Symptoms of Adjustment Disorder:

The symptoms of adjustment disorder can vary depending on the individual and the specific stressor. However, some common symptoms include:

  1. Anxiety - feelings of nervousness, worry, or fear.
  2. Depression - feelings of sadness, hopelessness, or worthlessness.
  3. Difficulty concentrating - trouble focusing or paying attention.
  4. Irritability - feeling easily annoyed or frustrated.
  5. Changes in appetite - either eating too much or too little.
  6. Sleep disturbances - difficulty falling asleep or staying asleep.
  7. Avoidance behaviors - avoiding people, places, or situations that trigger stress.

These symptoms can significantly impact an individual's daily life, making it difficult to function normally at work, school or in relationships.

Treatment Options for Adjustment Disorder:

There are several treatment options available for individuals with adjustment disorder, including:

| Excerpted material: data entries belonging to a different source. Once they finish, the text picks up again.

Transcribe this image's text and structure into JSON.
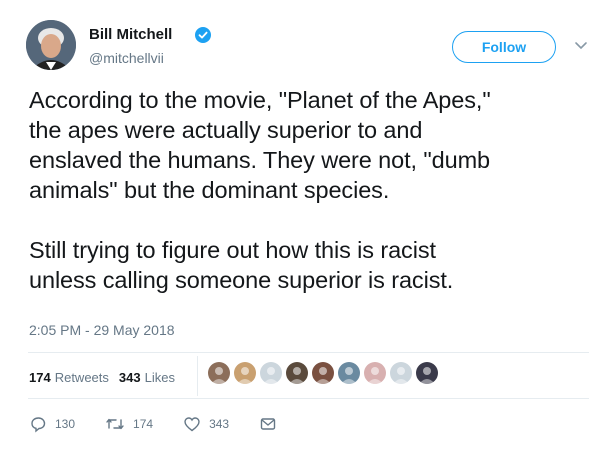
{
  "author": {
    "name": "Bill Mitchell",
    "handle": "@mitchellvii",
    "verified": true
  },
  "follow_button": {
    "label": "Follow"
  },
  "tweet": {
    "paragraphs": [
      "According to the movie, \"Planet of the Apes,\"\nthe apes were actually superior to and\nenslaved the humans.  They were not, \"dumb\nanimals\" but the dominant species.",
      "Still trying to figure out how this is racist\nunless calling someone superior is racist."
    ],
    "timestamp": "2:05 PM - 29 May 2018"
  },
  "stats": {
    "retweets_count": "174",
    "retweets_label": "Retweets",
    "likes_count": "343",
    "likes_label": "Likes"
  },
  "likers": [
    {
      "color": "#8c6e5a"
    },
    {
      "color": "#c9a070"
    },
    {
      "color": "#ccd6dd"
    },
    {
      "color": "#5a4a3c"
    },
    {
      "color": "#7a5040"
    },
    {
      "color": "#6a8aa0"
    },
    {
      "color": "#d8b0b0"
    },
    {
      "color": "#ccd6dd"
    },
    {
      "color": "#3a3a4a"
    }
  ],
  "actions": {
    "replies": "130",
    "retweets": "174",
    "likes": "343"
  },
  "colors": {
    "accent": "#1da1f2",
    "secondary_text": "#657786",
    "text": "#14171a"
  },
  "icons": {
    "verified": "verified-badge-icon",
    "caret": "chevron-down-icon",
    "reply": "reply-icon",
    "retweet": "retweet-icon",
    "like": "heart-icon",
    "dm": "envelope-icon"
  }
}
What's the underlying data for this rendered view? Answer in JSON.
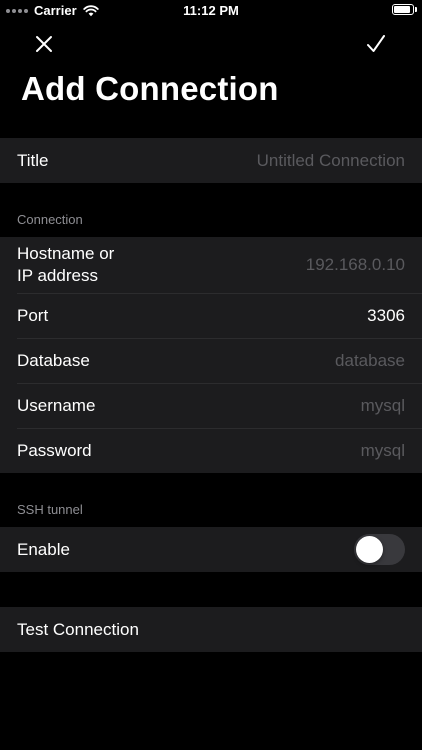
{
  "status_bar": {
    "carrier": "Carrier",
    "time": "11:12 PM",
    "battery_level": 0.95
  },
  "nav": {
    "close_icon": "close-icon",
    "done_icon": "checkmark-icon",
    "title": "Add Connection"
  },
  "title_section": {
    "label": "Title",
    "placeholder": "Untitled Connection"
  },
  "connection_section": {
    "header": "Connection",
    "hostname": {
      "label_line1": "Hostname or",
      "label_line2": "IP address",
      "placeholder": "192.168.0.10"
    },
    "port": {
      "label": "Port",
      "value": "3306"
    },
    "database": {
      "label": "Database",
      "placeholder": "database"
    },
    "username": {
      "label": "Username",
      "placeholder": "mysql"
    },
    "password": {
      "label": "Password",
      "placeholder": "mysql"
    }
  },
  "ssh_section": {
    "header": "SSH tunnel",
    "enable": {
      "label": "Enable",
      "on": false
    }
  },
  "actions": {
    "test_connection": "Test Connection"
  },
  "colors": {
    "background": "#000000",
    "cell": "#1c1c1e",
    "separator": "#2c2c2e",
    "secondary_text": "#8e8e93",
    "placeholder": "#5a5a5e",
    "toggle_off": "#39393d"
  }
}
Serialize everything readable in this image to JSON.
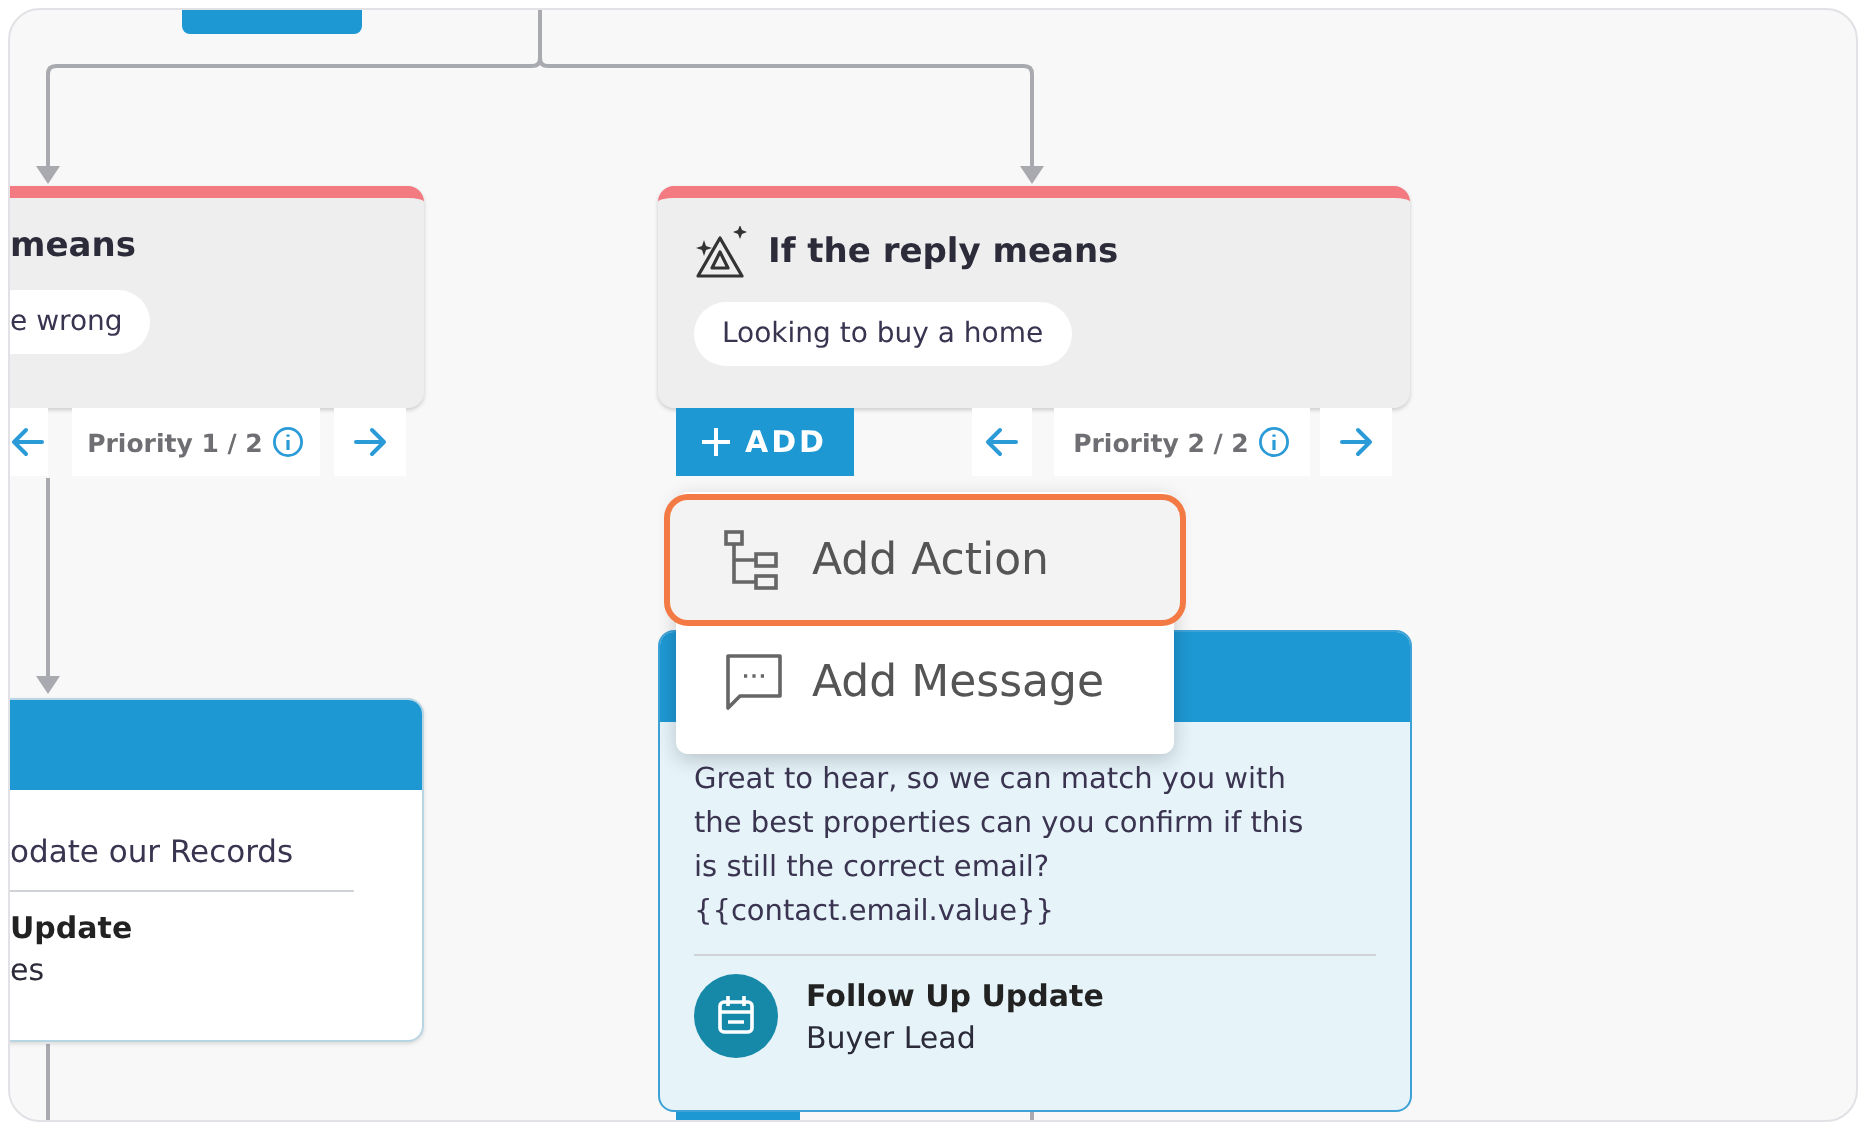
{
  "branches": [
    {
      "condition": {
        "title": "means",
        "phrase": "e wrong"
      },
      "priority": "Priority 1 / 2",
      "message": {
        "text": "odate our Records",
        "action": {
          "title": "Update",
          "subtitle": "es"
        }
      }
    },
    {
      "condition": {
        "title": "If the reply means",
        "phrase": "Looking to buy a home"
      },
      "add_button": "ADD",
      "priority": "Priority 2 / 2",
      "message": {
        "text": "Great to hear, so we can match you with the best properties can you confirm if this is still the correct email?\n{{contact.email.value}}",
        "action": {
          "title": "Follow Up Update",
          "subtitle": "Buyer Lead"
        }
      }
    }
  ],
  "add_menu": {
    "items": [
      {
        "label": "Add Action",
        "kind": "action",
        "selected": true
      },
      {
        "label": "Add Message",
        "kind": "message",
        "selected": false
      }
    ]
  }
}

  1. Cognitive-behavioral therapy (CBT) - CBT is a type of talk therapy that can be effective in treating adjustment disorder. CBT focuses on identifying and changing negative thought patterns and behaviors.
  2. Medication - antidepressants and anti-anxiety medications may be prescribed to help manage symptoms of adjustment disorder.
  3. Support groups - joining a support group can provide individuals with a sense of community and help them feel less alone in their struggles.
  4. Self-care - practicing self-care techniques, such as exercise, mindfulness, and relaxation techniques, can also be helpful in managing symptoms of adjustment disorder.

It's important to note that treatment for adjustment disorder is highly individualized, and what works for one person may not work for another. It's important for individuals to work closely with their counselor and healthcare provider to find the right treatment plan for their needs.

Adjustment disorder is a common psychological condition that can significantly impact an individual's daily life. While the symptoms of adjustment disorder can be challenging, there are effective treatment options available including therapy, medication, support groups, and self-care techniques. If you or someone you know is struggling to get their life back on track after a significant life stressor or change, please feel free to contact Pediatric and Adult Behavioral Counseling to schedule an appointment.